Professor Stephen Ball has written extensively on education policy and social class and this thought piece – Education, justice and democracy: The struggle over ignorance and opportunity is well worth reading, in its own right AND as an introduction to the rest of his writing.

Both the above pieces were sourced from the CLASS website a think tank providing this very fertile foraging-ground for shared knowledge of all aspects of social justice.

A free issue of Research Papers in Education with a paper on Academies, Free Schools and Social Justice.

bell hooks talks about ‘the practice of freedom’ as a way of engaging with social justice in education

The annual conference 2014 also worked on the theme of social justice and Lesley Riddoch highlighted the work going on in Nordic Horizons as a useful source of information and discussion.

As part of Nordic Horizons, Pasi Sahlberg shared a presentation on equity he made to the Scottish Parliament scotland-parliament-2012

Lesley Riddoch’s book, Blossom on what it will take to make Scotland flourish addresses issues of power and poverty

If you can think of any further links that might be interesting or useful for the forum please leave a comment and we will add them to our list.
SELMAS is grateful for the support and sponsorship of the Scottish Government.

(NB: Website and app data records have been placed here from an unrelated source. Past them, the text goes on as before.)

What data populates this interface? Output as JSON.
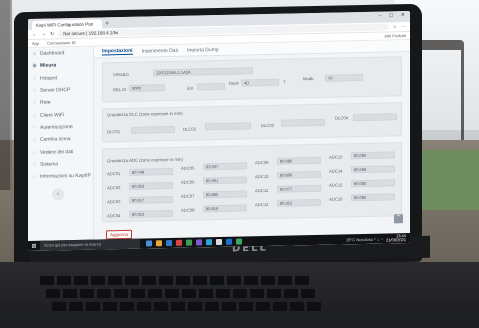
{
  "browser": {
    "tab_title": "Kwpi WiFi Configuration Pan",
    "new_tab": "+",
    "window_controls": "– ▢ ✕",
    "url": "Not secure | 192.168.4.1/fw",
    "bookmarks": [
      "App",
      "Connessione ID"
    ],
    "bookmarks_right": "Altri Preferiti"
  },
  "sidebar": {
    "items": [
      {
        "label": "Dashboard",
        "icon": "⌂"
      },
      {
        "label": "Misura",
        "icon": "◉",
        "active": true
      },
      {
        "label": "Hotspot",
        "icon": "◌"
      },
      {
        "label": "Server DHCP",
        "icon": "◌"
      },
      {
        "label": "Rete",
        "icon": "◌"
      },
      {
        "label": "Client WiFi",
        "icon": "◌"
      },
      {
        "label": "Autenticazione",
        "icon": "◌"
      },
      {
        "label": "Cambia icona",
        "icon": "◌"
      },
      {
        "label": "Vedere dei dati",
        "icon": "◌"
      },
      {
        "label": "Sistema",
        "icon": "◌"
      },
      {
        "label": "Informazioni su KwpiIP",
        "icon": "◌"
      }
    ],
    "collapse": "‹"
  },
  "content": {
    "tabs": [
      {
        "label": "Impostazioni",
        "active": true
      },
      {
        "label": "Inserimento Dati"
      },
      {
        "label": "Importa Dump"
      }
    ],
    "section1": {
      "fields": [
        {
          "label": "VIRABO",
          "value": "ZDS1234/A 1:1A2A"
        },
        {
          "label": "REL ID",
          "value": "9000"
        },
        {
          "label": "Ent",
          "value": ""
        },
        {
          "label": "Depli",
          "value": "4D"
        },
        {
          "label": "T",
          "value": ""
        },
        {
          "label": "Modb",
          "value": "70"
        }
      ]
    },
    "section2": {
      "title": "Grandezza DLC (zone espresse in mm)",
      "fields": [
        {
          "label": "DLC01",
          "value": ""
        },
        {
          "label": "DLC02",
          "value": ""
        },
        {
          "label": "DLC03",
          "value": ""
        },
        {
          "label": "DLC04",
          "value": ""
        }
      ]
    },
    "section3": {
      "title": "Grandezza ADC (zone espresse in mm)",
      "rows": [
        [
          {
            "label": "ADC01",
            "value": "80.748"
          },
          {
            "label": "ADC05",
            "value": "83.397"
          },
          {
            "label": "ADC09",
            "value": "80.080"
          },
          {
            "label": "ADC13",
            "value": "80.080"
          }
        ],
        [
          {
            "label": "ADC02",
            "value": "80.953"
          },
          {
            "label": "ADC06",
            "value": "80.991"
          },
          {
            "label": "ADC10",
            "value": "80.896"
          },
          {
            "label": "ADC14",
            "value": "80.596"
          }
        ],
        [
          {
            "label": "ADC03",
            "value": "80.817"
          },
          {
            "label": "ADC07",
            "value": "80.885"
          },
          {
            "label": "ADC11",
            "value": "80.077"
          },
          {
            "label": "ADC15",
            "value": "80.080"
          }
        ],
        [
          {
            "label": "ADC04",
            "value": "80.313"
          },
          {
            "label": "ADC08",
            "value": "80.819"
          },
          {
            "label": "ADC12",
            "value": "80.312"
          },
          {
            "label": "ADC16",
            "value": "80.080"
          }
        ]
      ]
    },
    "submit": "Aggiorna",
    "scroll_top": "⌃"
  },
  "taskbar": {
    "start": "⊞",
    "search": "Scrivi qui per eseguire la ricerca",
    "icons": [
      "#4a90d9",
      "#e8a73d",
      "#2f7bd1",
      "#d9453d",
      "#3f9d53",
      "#7a5cd1",
      "#2aa7d8",
      "#d9d9d9",
      "#1f6fd1",
      "#39a85c"
    ],
    "tray": "28°C Nuvoloso ^ ⌂ ◔",
    "time": "13:44",
    "date": "21/09/2021"
  },
  "brand": "DELL"
}
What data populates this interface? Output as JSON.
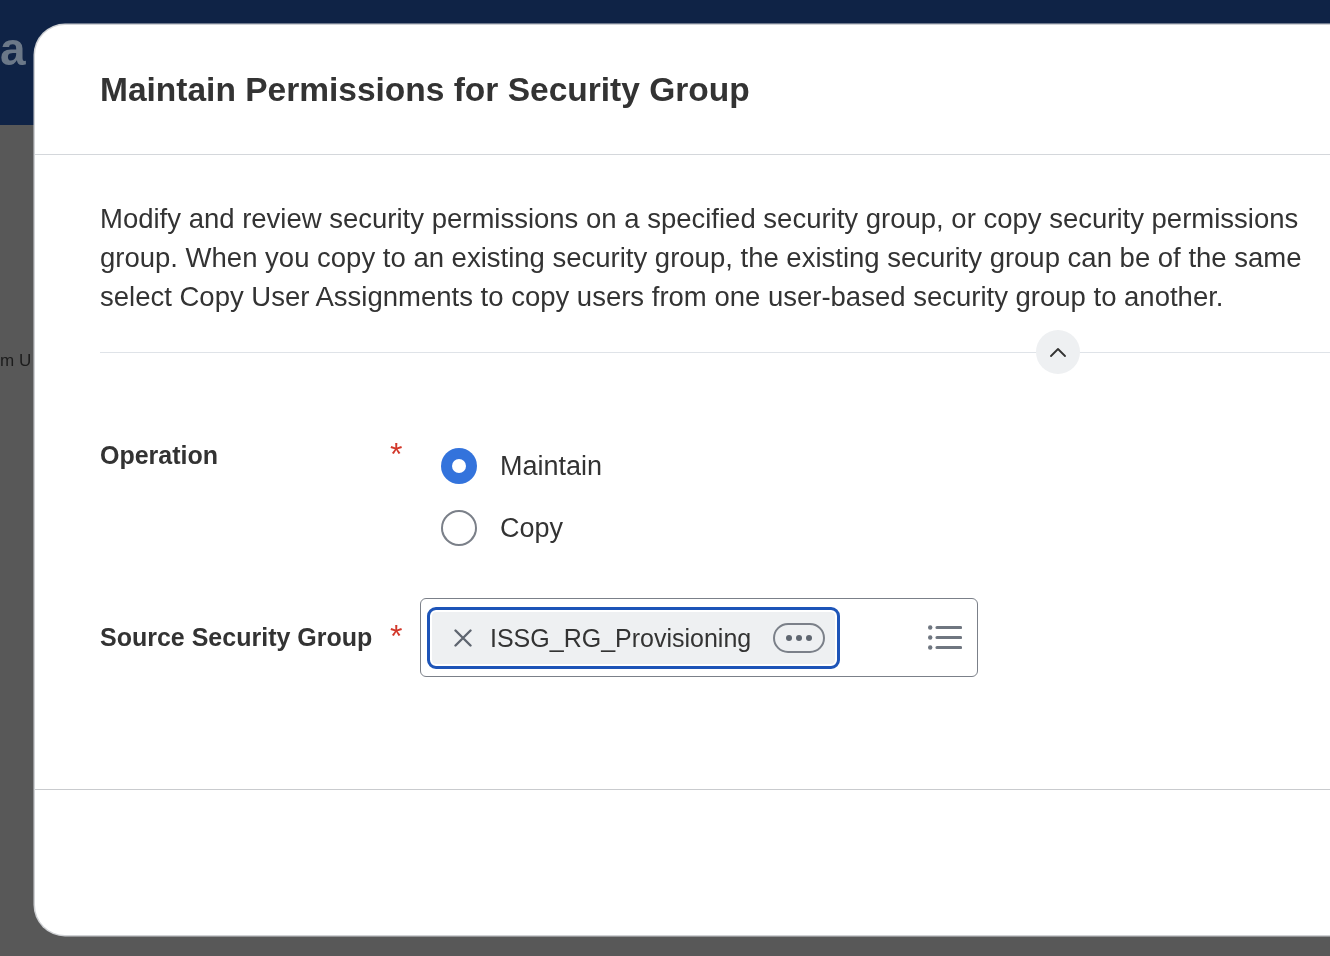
{
  "background": {
    "header_text": "a",
    "body_text": "m U"
  },
  "dialog": {
    "title": "Maintain Permissions for Security Group",
    "description": {
      "expanded": true,
      "lines": [
        "Modify and review security permissions on a specified security group, or copy security permissions",
        "group. When you copy to an existing security group, the existing security group can be of the same",
        "select Copy User Assignments to copy users from one user-based security group to another."
      ]
    },
    "fields": [
      {
        "kind": "radio_group",
        "label": "Operation",
        "required_mark": "*",
        "options": [
          {
            "label": "Maintain",
            "selected": true
          },
          {
            "label": "Copy",
            "selected": false
          }
        ]
      },
      {
        "kind": "prompt",
        "label": "Source Security Group",
        "required_mark": "*",
        "values": [
          {
            "text": "ISSG_RG_Provisioning",
            "focused": true
          }
        ]
      }
    ]
  }
}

The ever-popular SELMAS spring forum and other events


Spring is in the air and that means that the SELMAS Forum is due.

Once again we are in the wonderful setting of St George’s School in Edinburgh. The very successful format of drinks, speaker, food, speaker, discussion and more food, speaker, again discussion and more food and panel will be maintained. It is a wonderful opportunity for educationalists across Scotland to meet colleagues, chat, discuss big issues and relax. There will, as ever, be a panel discussion at the end of the evening but we are also planning to encourage discussion at the tables and feedback from the tables after each of the main contributions. The evening starts with drinks from 5.30 pm, with the formal events of the evening starting at 6.15 pm and concluding at 9.00 pm.

This year’s theme is The Challenge of Socially Just Leadership. The speakers, some of the best-informed and challenging presenters in Scottish education, are Rosa Murray of the GTCS, and Anne-Marie McGovern, Headteacher of St Benedict’s Primary in Glasgow.

Social Justice is a key issue on Scotland’s educational agenda. As ever, SELMAS offers the opportunity to participate actively but constructively in the big debates. This will be a superb evening. We are also delighted that this year the quality of SELMAS’s work, including the Forum, has been recognised by a grant from the Scottish Government.

In recent years the Forum has always been a sell-out. Tickets for the evening are £25 per person. As we have done in recent years, we are again offering a discounted price for participants who bring a colleague who has not attended previous SELMAS events: £45 for two places if one of the two is new to SELMAS. Download the booking form below to secure your place.


Please also keep June 3rd free if you’re interested in participating in one of our “pop-up” mini forum events like the Brainstrust event of last May. We’re planning a similar discussion around the developments at SCEL, the Scottish College for Educational Leadership. Watch this space!